The simple LED circuit we talked about earlier can be a little more interesting with the aid of a microcontroller. Here is an example. We connect one of the numbered GPIO pins to a resistor which is in turn connected to the LED. The other end of the LED, the cathode, is then connected to the Ground pin on the board. The Ground pin is like the negative end of the battery terminal in conventional electron flow. With the components connected in this manner, we can program the microcontroller to control the flow of current to the LED.

Coding a circuit

Coding for the microcontroller takes place within the Tinkercad simulator. The code is assembled using Blockly. In the code, we refer to the PIN number where the LED connects. The code parameter has two options, High or Low. High sends current from the pin to the LED. A Low instruction stops current to the LED. To turn an LED connected to pin 5 ON, the code would read like this. Set pin 5 to High. To turn the LED off we set another code block that reads; set pin 5 to Low.

We can program the microcontroller to blink an led at regular intervals. We need four code blocks. 

Set pin 5 to high
Wait 1 second
Set pin 5 to low
Wait 1 second

We need to add a one second wait time so we can see the LED blink. This is because the microcontroller is very fast and would turn the LED ON and OFF faster than our brains could process. 

The Blockly coding environment doesn’t show this, but the instruction we just wrote is actually contained within a loop. This loop will repeat the blinking process until we send other instructions to the microcontroller. 

These instructions are saved within the microcontroller’s memory. This means we can turn the controller OFF to stop the LED from blinking. When we provide power to the microcontroller again, it will resume the instructions to blink the LED. This is one reason why microcontrollers are used in most modern technology from appliances to smart-phones.

We are able to code a microcontroller with ease because of an underlying library of coded instructions. The library has all the complex instructions that communicate with the processor. The code, set pin 5 to High, is a set of instructions that calls other instructions in libraries. These instructions send machine level instructions to the microcontroller. 

Microcontrollers read code sent in a language called “C”. Yes, the name of the programming language is “C”. Take a look at an example, and you will see why using blocky is much easier. 

Building on learned skills

These basic skills help students assemble projects with greater complexity. Students use these skills to assemble traffic light signals, chasing lights, and lights that turn on randomly.

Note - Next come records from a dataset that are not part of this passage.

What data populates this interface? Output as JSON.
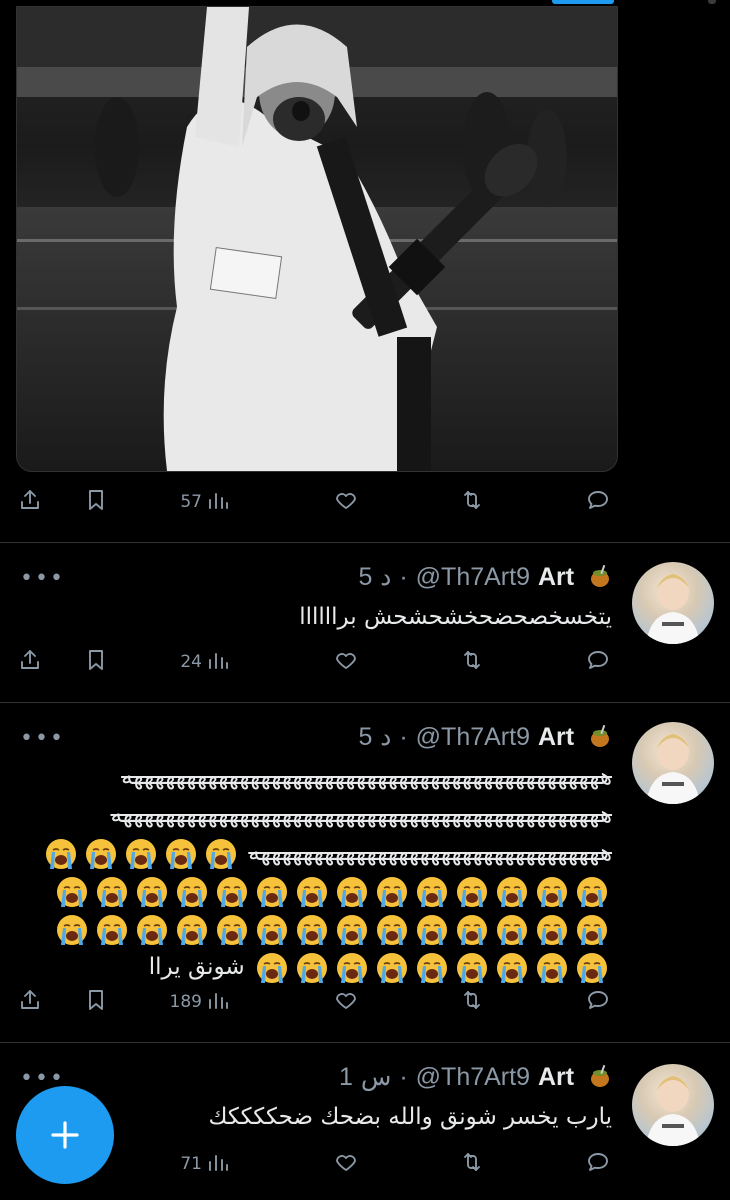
{
  "post": {
    "image_alt": "",
    "views": "57"
  },
  "replies": [
    {
      "name": "Art",
      "handle": "@Th7Art9",
      "separator": "·",
      "time_num": "5",
      "time_unit": "د",
      "text": "يتخسخصحضحخشحشحش براااااا",
      "views": "24"
    },
    {
      "name": "Art",
      "handle": "@Th7Art9",
      "separator": "·",
      "time_num": "5",
      "time_unit": "د",
      "line1": "هههههههههههههههههههههههههههههههههههههههههههههه",
      "line2": "ههههههههههههههههههههههههههههههههههههههههههههههه",
      "line3": "هههههههههههههههههههههههههههههههههه",
      "tail": "شونق يراا",
      "views": "189"
    },
    {
      "name": "Art",
      "handle": "@Th7Art9",
      "separator": "·",
      "time_num": "1",
      "time_unit": "س",
      "text": "يارب يخسر شونق والله بضحك ضحككككك",
      "views": "71"
    }
  ],
  "icons": {
    "share": "share-icon",
    "bookmark": "bookmark-icon",
    "views": "views-icon",
    "like": "heart-icon",
    "retweet": "retweet-icon",
    "reply": "reply-icon",
    "compose": "plus-icon"
  },
  "colors": {
    "accent": "#1d9bf0",
    "muted": "#8b98a5",
    "text": "#e7e9ea",
    "background": "#000000"
  }
}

With a simple circuit, students apply concepts that are not available with books or video. Students learn by doing. They learn the practical application of Ohms Law and use Ohm's Law to calculate resistance and voltage for a circuit. They learn how coding works in practical applications. Creating simulations provides authentic learning opportunities for students. Product or project-based assignments are purpose driven.